◆ Required action ◆
Gather every line below where "JSON" appears.

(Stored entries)
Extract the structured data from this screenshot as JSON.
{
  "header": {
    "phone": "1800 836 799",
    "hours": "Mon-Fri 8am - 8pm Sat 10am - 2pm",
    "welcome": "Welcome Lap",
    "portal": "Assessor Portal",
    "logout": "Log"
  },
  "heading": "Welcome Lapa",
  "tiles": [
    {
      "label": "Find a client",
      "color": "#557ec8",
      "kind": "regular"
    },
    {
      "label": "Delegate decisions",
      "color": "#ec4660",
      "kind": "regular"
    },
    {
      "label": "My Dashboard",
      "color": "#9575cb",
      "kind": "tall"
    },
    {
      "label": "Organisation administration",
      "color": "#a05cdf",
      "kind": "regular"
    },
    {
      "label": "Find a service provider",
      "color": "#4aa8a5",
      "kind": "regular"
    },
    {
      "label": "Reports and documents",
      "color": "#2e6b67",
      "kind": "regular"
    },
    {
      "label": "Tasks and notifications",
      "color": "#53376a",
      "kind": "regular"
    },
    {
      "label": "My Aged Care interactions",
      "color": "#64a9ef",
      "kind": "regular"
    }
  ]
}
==
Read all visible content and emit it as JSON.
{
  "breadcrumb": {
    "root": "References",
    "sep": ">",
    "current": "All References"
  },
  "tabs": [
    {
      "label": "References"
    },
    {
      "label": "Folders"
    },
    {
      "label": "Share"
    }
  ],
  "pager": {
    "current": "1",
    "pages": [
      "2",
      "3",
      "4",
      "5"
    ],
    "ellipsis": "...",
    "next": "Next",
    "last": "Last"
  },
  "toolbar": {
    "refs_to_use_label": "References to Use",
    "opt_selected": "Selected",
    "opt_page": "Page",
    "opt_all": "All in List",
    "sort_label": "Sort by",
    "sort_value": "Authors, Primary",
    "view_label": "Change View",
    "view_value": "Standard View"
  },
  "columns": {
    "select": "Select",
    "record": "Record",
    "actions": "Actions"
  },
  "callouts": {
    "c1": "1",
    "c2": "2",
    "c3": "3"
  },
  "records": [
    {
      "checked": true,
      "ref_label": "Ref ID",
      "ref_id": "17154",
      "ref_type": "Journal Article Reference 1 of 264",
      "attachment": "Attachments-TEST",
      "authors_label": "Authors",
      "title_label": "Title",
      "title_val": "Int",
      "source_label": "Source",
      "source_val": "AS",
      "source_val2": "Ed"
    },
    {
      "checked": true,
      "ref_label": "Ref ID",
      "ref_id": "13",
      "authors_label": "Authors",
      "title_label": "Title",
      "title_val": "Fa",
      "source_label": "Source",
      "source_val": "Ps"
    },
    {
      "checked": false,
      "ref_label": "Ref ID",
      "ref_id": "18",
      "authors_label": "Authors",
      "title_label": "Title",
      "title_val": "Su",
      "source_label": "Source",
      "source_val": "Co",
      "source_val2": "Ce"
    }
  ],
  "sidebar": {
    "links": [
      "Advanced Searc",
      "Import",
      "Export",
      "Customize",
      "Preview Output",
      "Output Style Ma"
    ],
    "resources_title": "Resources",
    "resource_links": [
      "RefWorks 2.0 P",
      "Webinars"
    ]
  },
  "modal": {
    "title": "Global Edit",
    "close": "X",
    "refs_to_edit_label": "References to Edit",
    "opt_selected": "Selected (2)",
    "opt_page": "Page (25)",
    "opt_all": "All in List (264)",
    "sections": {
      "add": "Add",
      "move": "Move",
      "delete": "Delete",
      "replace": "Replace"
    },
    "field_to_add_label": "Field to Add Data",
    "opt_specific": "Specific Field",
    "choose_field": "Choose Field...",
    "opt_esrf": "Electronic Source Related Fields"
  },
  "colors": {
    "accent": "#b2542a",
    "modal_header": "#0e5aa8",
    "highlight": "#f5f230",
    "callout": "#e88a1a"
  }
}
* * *
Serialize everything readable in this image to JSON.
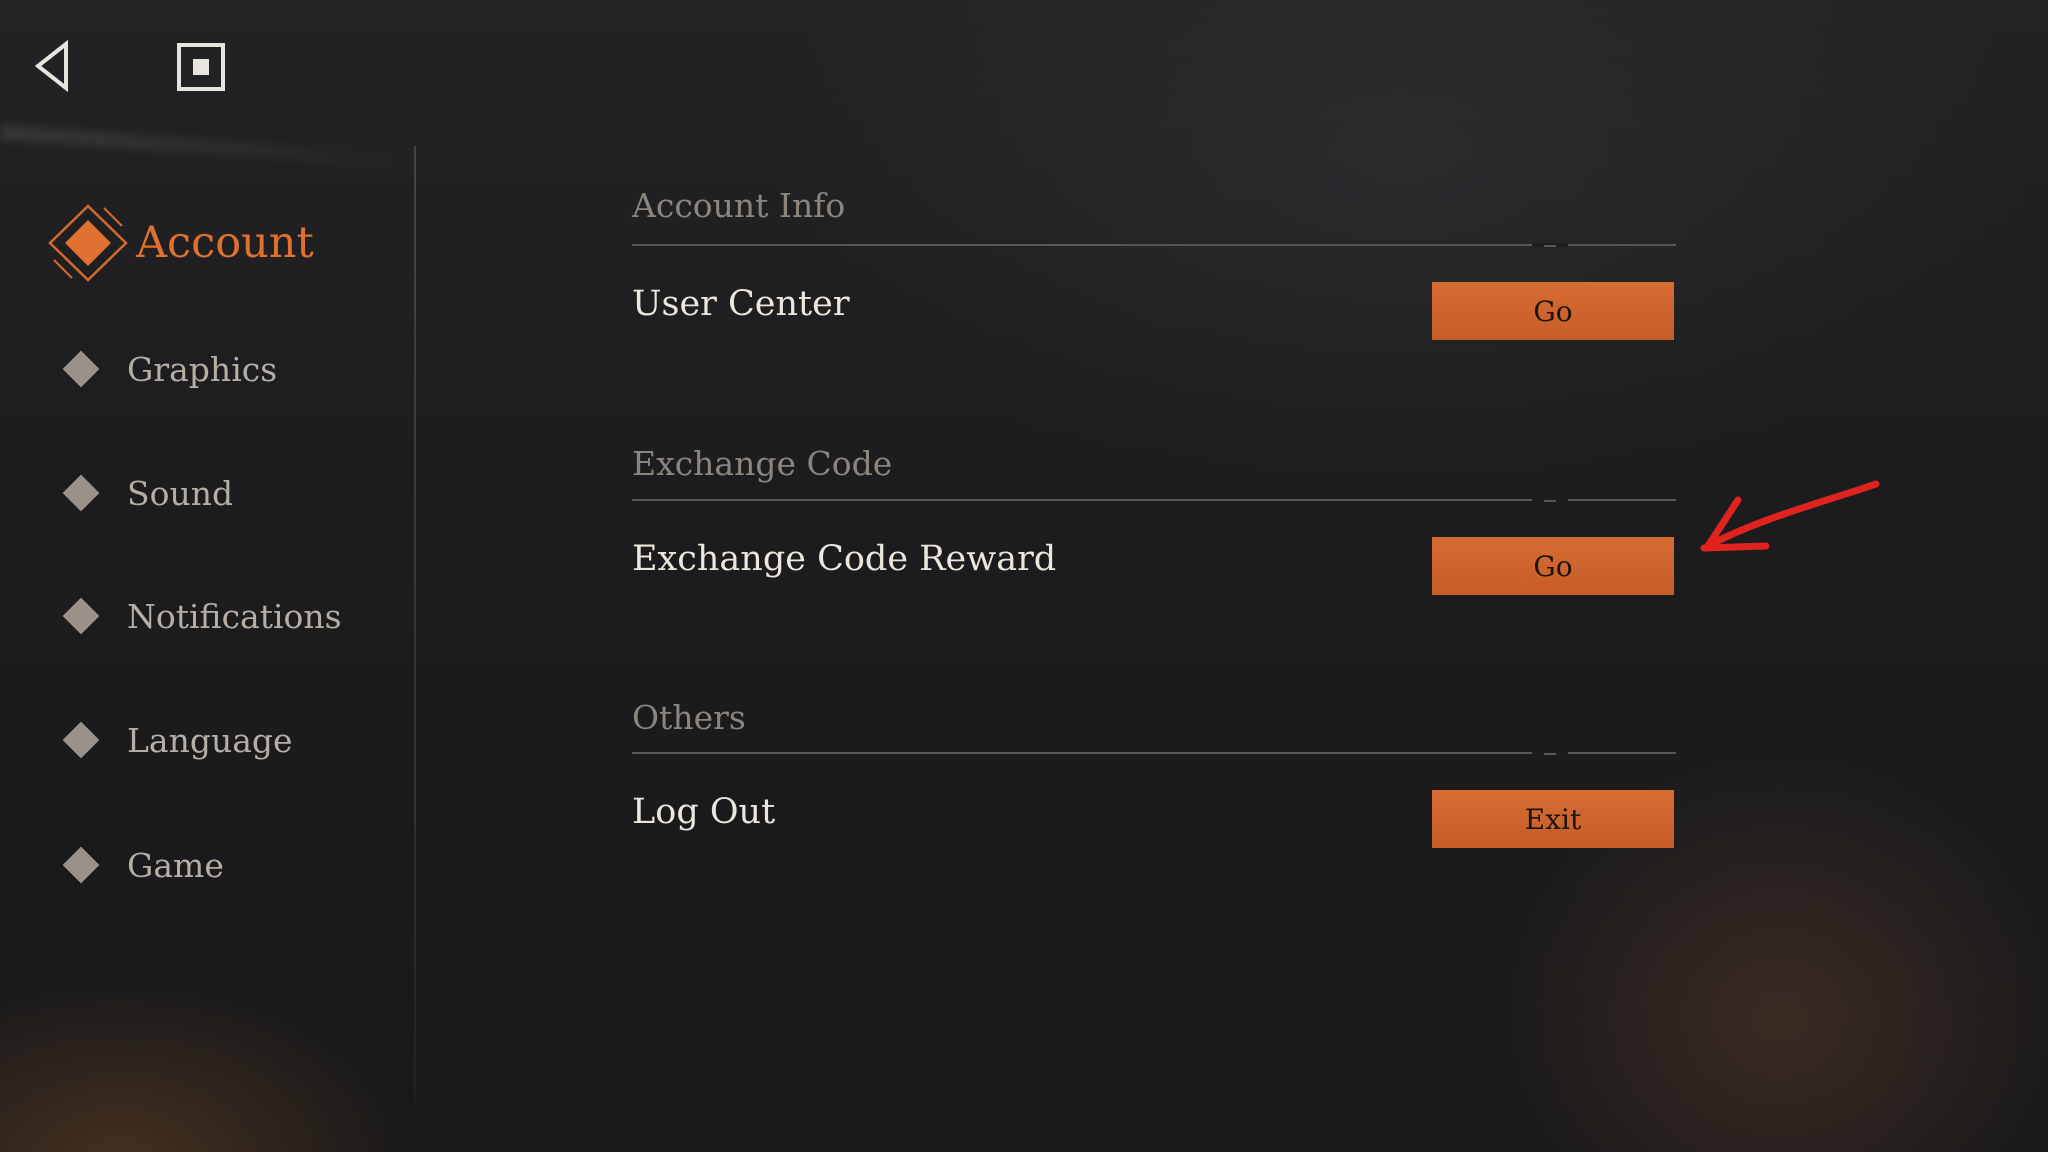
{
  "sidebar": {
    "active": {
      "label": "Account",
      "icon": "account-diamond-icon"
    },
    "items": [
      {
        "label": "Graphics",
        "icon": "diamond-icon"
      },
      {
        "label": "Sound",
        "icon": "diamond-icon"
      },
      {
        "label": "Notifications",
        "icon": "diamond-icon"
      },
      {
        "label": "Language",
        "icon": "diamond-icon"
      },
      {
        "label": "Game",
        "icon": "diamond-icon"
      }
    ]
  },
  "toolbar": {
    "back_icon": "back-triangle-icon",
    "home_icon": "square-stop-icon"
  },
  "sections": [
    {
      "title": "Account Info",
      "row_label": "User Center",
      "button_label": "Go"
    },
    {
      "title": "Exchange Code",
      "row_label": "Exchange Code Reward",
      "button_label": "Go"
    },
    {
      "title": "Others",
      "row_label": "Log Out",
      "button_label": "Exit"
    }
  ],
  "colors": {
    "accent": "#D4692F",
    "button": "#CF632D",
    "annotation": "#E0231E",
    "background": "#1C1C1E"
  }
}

◆ Task answer ◆
Extract the structured data from this screenshot as JSON.
Read all visible content and emit it as JSON.
Serialize everything readable in this image to JSON.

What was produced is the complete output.